This is what your yarn is made of! Acrylic is common one that makes for affordable yarn in an array of fantastic colors.
The fiber content will be marked as a %, so if it is a blend then it’s labeled with the different percentages. As in the example above, WeCrochet’s Comfy Worsted Yarn is a blend of 75% Pima Cotton and 25% Acrylic.
Common Fiber Content in Yarn
Length – How much yarn comes in a ball, skein or cake?
Each yarn label will include how much yarn you are getting. This is the length of the yarn and it’s measured in yards or meters and ounces and grams.
Some yarns include all of these measurements, some only two of these.
There is no standard length for a ball or skein of yarn, except by the brand itself. All skeins are not equal, so you will need to be sure to find this information.
If your pattern calls for 700 yards of #4 worsted yarn and the yarn comes in 250 yard skeins, then you will need at least 3 skeins of that particular yarn. If you opt for another brand, and it comes in 200 yard skeins, then you will need at least 4 skeins.
Gauge on a Yarn Label
Most yarn labels will have two boxes for gauge, one for crochet and one for knitting. This is where you will find the recommended needle size and crochet hook size for the yarn.
It also shows a little gauge square, measuring 4″/10cm x 4″/10cm with how many stitches and rows you will get with this yarn and recommended hooks.

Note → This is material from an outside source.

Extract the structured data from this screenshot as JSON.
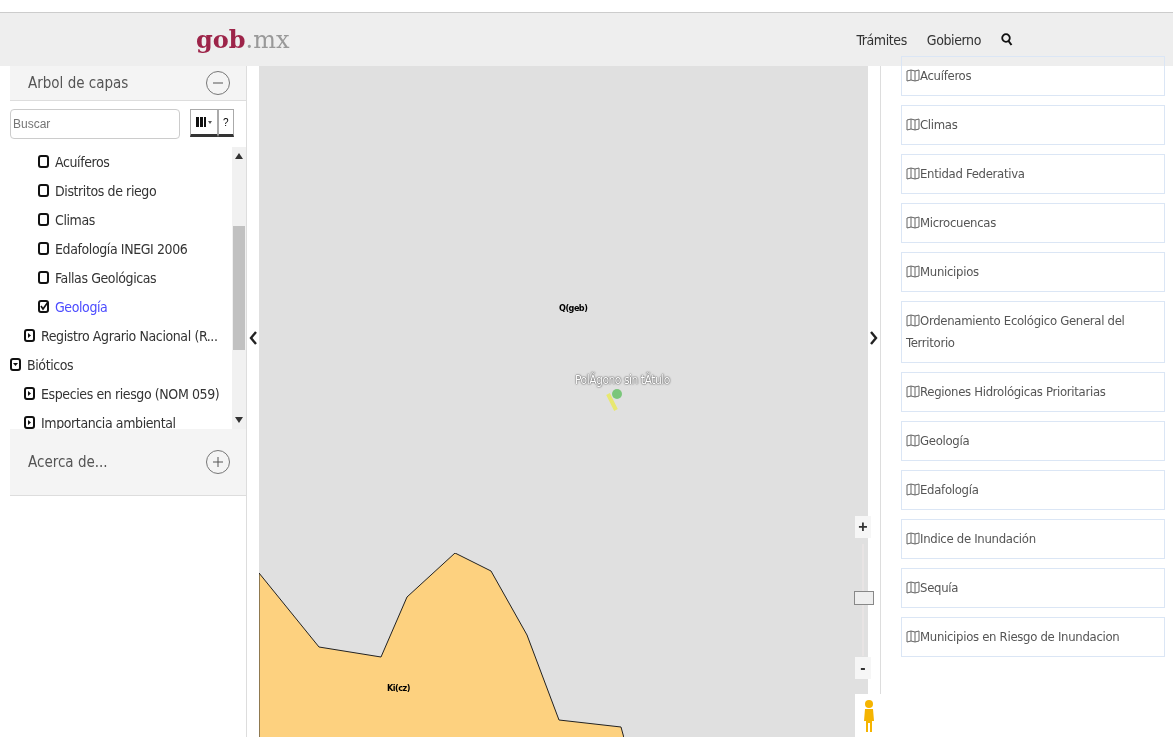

The gauge is a bit misleading, as it is only for stockinette stitch in knitting and single crochet for crocheting and using the indicated needle or hook here.

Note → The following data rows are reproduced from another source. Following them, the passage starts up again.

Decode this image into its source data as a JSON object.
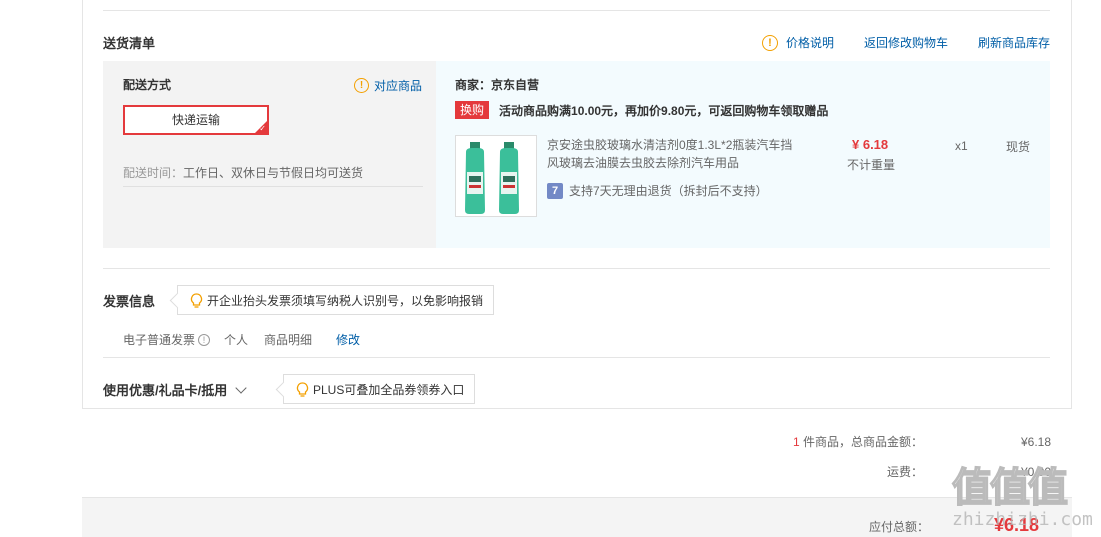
{
  "delivery": {
    "section_title": "送货清单",
    "price_info_label": "价格说明",
    "back_to_cart_label": "返回修改购物车",
    "refresh_stock_label": "刷新商品库存",
    "method_label": "配送方式",
    "corresponding_items_label": "对应商品",
    "method_selected": "快递运输",
    "time_label": "配送时间：",
    "time_value": "工作日、双休日与节假日均可送货"
  },
  "order": {
    "seller": "商家：京东自营",
    "promo_tag": "换购",
    "promo_text": "活动商品购满10.00元，再加价9.80元，可返回购物车领取赠品",
    "product": {
      "name": "京安途虫胶玻璃水清洁剂0度1.3L*2瓶装汽车挡风玻璃去油膜去虫胶去除剂汽车用品",
      "return_badge": "7",
      "return_policy": "支持7天无理由退货（拆封后不支持）",
      "price": "¥ 6.18",
      "weight": "不计重量",
      "quantity": "x1",
      "stock": "现货"
    }
  },
  "invoice": {
    "title": "发票信息",
    "tip": "开企业抬头发票须填写纳税人识别号，以免影响报销",
    "type": "电子普通发票",
    "info_glyph": "!",
    "holder": "个人",
    "content": "商品明细",
    "edit_label": "修改"
  },
  "coupon": {
    "title": "使用优惠/礼品卡/抵用",
    "tip": "PLUS可叠加全品券领券入口"
  },
  "summary": {
    "item_count": "1",
    "items_label": "件商品，总商品金额：",
    "items_value": "¥6.18",
    "freight_label": "运费：",
    "freight_value": "¥0.00",
    "total_label": "应付总额：",
    "total_value": "¥6.18"
  },
  "watermark": {
    "glyphs": "值值值",
    "url": "zhizhizhi.com"
  },
  "colors": {
    "accent_red": "#e4393c",
    "link_blue": "#005ea7",
    "warn_orange": "#f3a001"
  }
}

Your crochet and knitting patterns are going to give you the gauge that’s specific to that pattern. Likely a different stitch (or a mix of stitches) will be used. And depending on what type of fabric you’re creating (i.e. amigurumi vs. garment) a different hook or needle size will be needed as well.

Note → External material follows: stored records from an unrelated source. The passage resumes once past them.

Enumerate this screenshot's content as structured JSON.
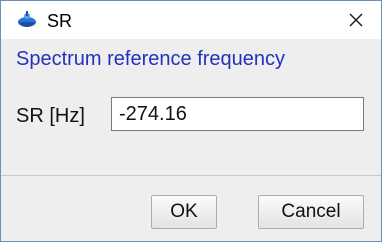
{
  "window": {
    "title": "SR",
    "app_icon": "blue-spinning-top-icon",
    "close_icon": "close-icon"
  },
  "dialog": {
    "heading": "Spectrum reference frequency",
    "field_label": "SR [Hz]",
    "field_value": "-274.16"
  },
  "buttons": {
    "ok": "OK",
    "cancel": "Cancel"
  },
  "colors": {
    "heading": "#2233bb",
    "panel_background": "#eeeeee",
    "window_border": "#6f8fb8"
  }
}
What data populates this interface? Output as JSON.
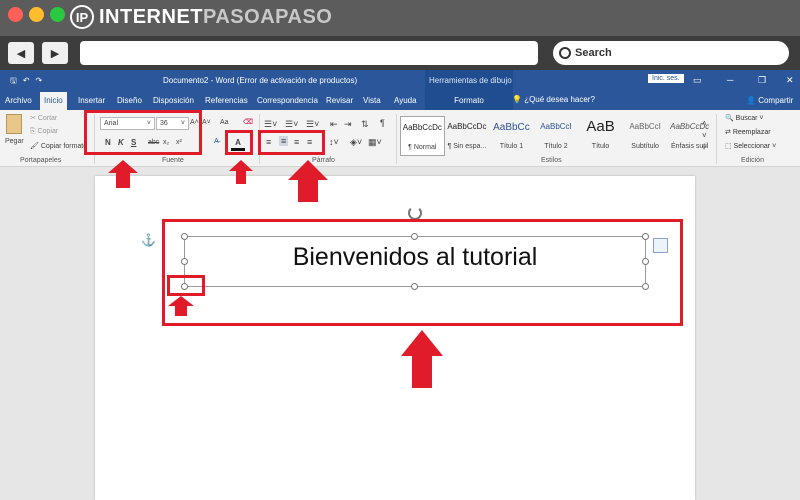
{
  "site": {
    "logo_mark": "IP",
    "logo_text_1": "INTERNET",
    "logo_text_2": "PASOAPASO"
  },
  "browser": {
    "back_icon": "back-arrow-icon",
    "forward_icon": "forward-arrow-icon",
    "search_label": "Search"
  },
  "word": {
    "document_title": "Documento2 - Word (Error de activación de productos)",
    "contextual_tools": "Herramientas de dibujo",
    "sign_in": "Inic. ses.",
    "tabs": [
      "Archivo",
      "Inicio",
      "Insertar",
      "Diseño",
      "Disposición",
      "Referencias",
      "Correspondencia",
      "Revisar",
      "Vista",
      "Ayuda"
    ],
    "format_tab": "Formato",
    "tell_me": "¿Qué desea hacer?",
    "share": "Compartir"
  },
  "clipboard": {
    "paste": "Pegar",
    "cut": "Cortar",
    "copy": "Copiar",
    "format_painter": "Copiar formato",
    "label": "Portapapeles"
  },
  "font": {
    "name": "Arial",
    "size": "36",
    "label": "Fuente",
    "bold": "N",
    "italic": "K",
    "underline": "S",
    "strike": "abc",
    "subscript": "x₂",
    "superscript": "x²",
    "grow": "A˄",
    "shrink": "A˅",
    "case": "Aa",
    "color_letter": "A"
  },
  "paragraph": {
    "label": "Párrafo",
    "pilcrow": "¶"
  },
  "styles": {
    "label": "Estilos",
    "items": [
      {
        "sample": "AaBbCcDc",
        "name": "¶ Normal"
      },
      {
        "sample": "AaBbCcDc",
        "name": "¶ Sin espa..."
      },
      {
        "sample": "AaBbCc",
        "name": "Título 1"
      },
      {
        "sample": "AaBbCcI",
        "name": "Título 2"
      },
      {
        "sample": "AaB",
        "name": "Título"
      },
      {
        "sample": "AaBbCcI",
        "name": "Subtítulo"
      },
      {
        "sample": "AaBbCcDc",
        "name": "Énfasis sutil"
      }
    ]
  },
  "editing": {
    "find": "Buscar",
    "replace": "Reemplazar",
    "select": "Seleccionar",
    "label": "Edición"
  },
  "document": {
    "textbox_text": "Bienvenidos al tutorial"
  },
  "colors": {
    "accent": "#2b579a",
    "annotation": "#e01c2a"
  }
}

Care Symbols – How to launder your handmade items
The care symbols on a yarn label are very important to washing and drying your finished items.
Care symbols include 5 main categories:
- Washing, indicated by an open top trapezoid with squiggly water lines across the top.
- Drying, a square with circle inside.
- Ironing, line drying of an iron.
- Bleaching, a triangle.
- Dry Cleaning, a circle.
The most important symbol is the X that is marked on top of one of these care symbols, as that indicated you should not bleach, iron, etc.
A hand is sometimes used with the washing symbol to indicate hand washing.
Some care labels will tell you the specific temperature to wash or dry in. Others use a system of dots, one dot being low, 3 dots being high.
Different Yarn Labels
All yarn labels will include these basic elements. Some brands choose to add extras to their yarn labels.
You can often find a pattern written on the inside of the label.
Some include a ruler along the edge of the yarn label.
There may be suggestions for how many balls of the yarn you’ll need to crochet common items like hats, scarves etc. Remember your pattern is the best source of how much yarn you’ll need though (there are many factors to consider) but this is a good guide.